A year after the film, Capcom released two Willow games. The first was on their CPS1 arcade board. This sidescroller is like a mishmash of every oldschool Capcom action game you’ve ever played. It has the look and feel of Ghosts ‘n Goblins, the overall structure of Strider, the sliding and charging of a Mega Man game, and the shop system from Forgotten Worlds.
At the start of the game, you play as Willow. You travel through a lush, beautiful 2D environment, taking out Nockmaar soldiers. The game eventually throws some pretty hefty platforming segments at you, which Willow is quite adept at handling. The jump control is superb, and Willow can also grab onto ledges above him and thus climb up to higher levels. To take down the Nockmaar soldiers, Willow uses magic. He can rapidly fire projectile bursts at enemies, but he can also charge energy and unleash more powerful spells. However, these spells must first be purchased. With each spell you purchase, the meter that indicates how much energy you’ve charged grows longer and shows a bigger spectrum of colors. The colors indicate which spell you’ll execute once you let go of the attack button. These spells range from more powerful projectiles to the ability to stop time and damage all enemies on screen.
After the first stage, you will then take control of Madmartigan, who fights in a more rudimentary fashion using his sword. His sword, which looks eerily reminiscent of Strider’s Cypher blade, can also be charged like Willow’s magic. But charging the sword merely increases the range and potency your slash will have once you release the attack button. The shopkeeper sells swords alongside Willow’s magic spells, and each sword increases Madmartigan’s offense and his charging potential. That said, the two characters are fairly different. Sadly, you don’t get the choice to switch between them until the last two of the six stages.
The best aspect of Willow the arcade game is how well it recreates the scenes from the movie. Unlike the NES counterpart, this game is very faithful to its source material. Scenes like the wagon chase and the battle in Tir Asleen are projected perfectly into this game, and they’re quite visually impressive considering this game’s age. It’s a shining example of the CPS1’s power.

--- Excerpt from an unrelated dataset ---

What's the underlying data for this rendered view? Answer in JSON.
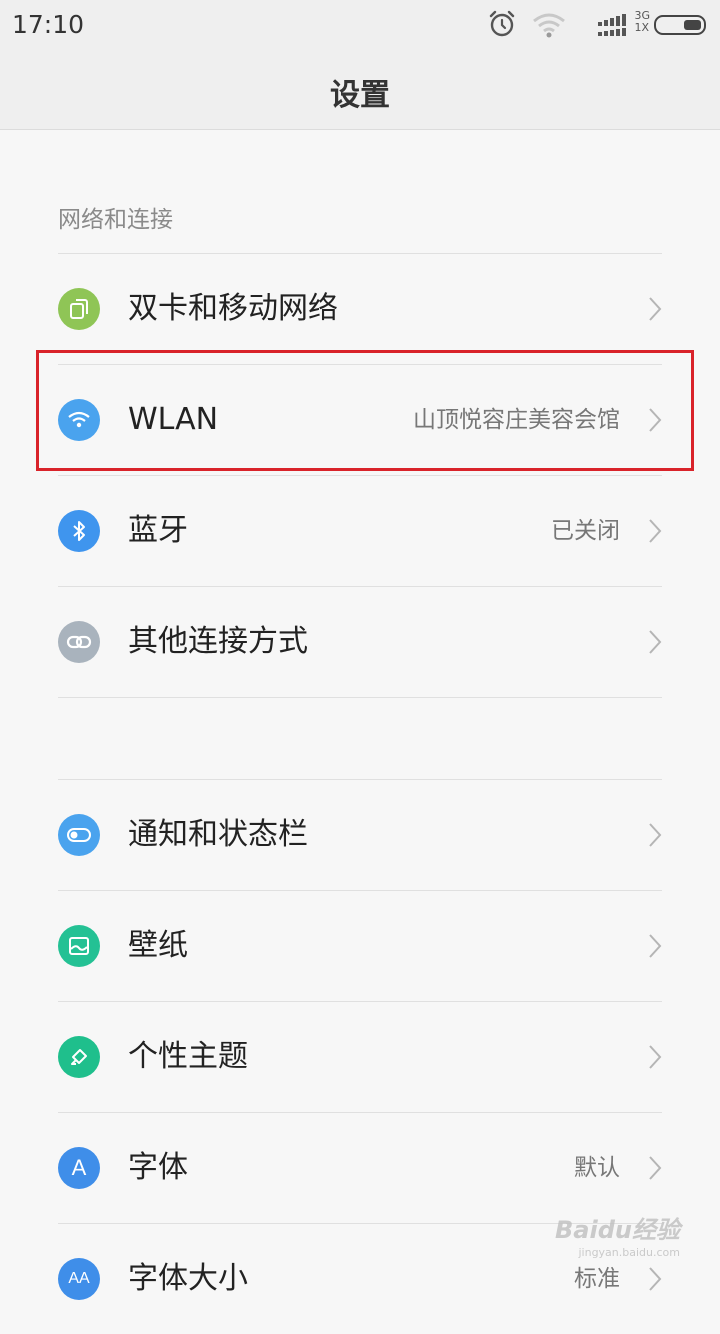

The music, though catchy, is extremely out of place. It’s all standard ’80s pop-ish stuff that sounds more like it belongs in a Mega Man game. The sound effects are pretty standard CPS1 fare, sounding about on par with a Sega Genesis, which means a lot of explosions that sound like violent flatulence. There are some good voice samples, though.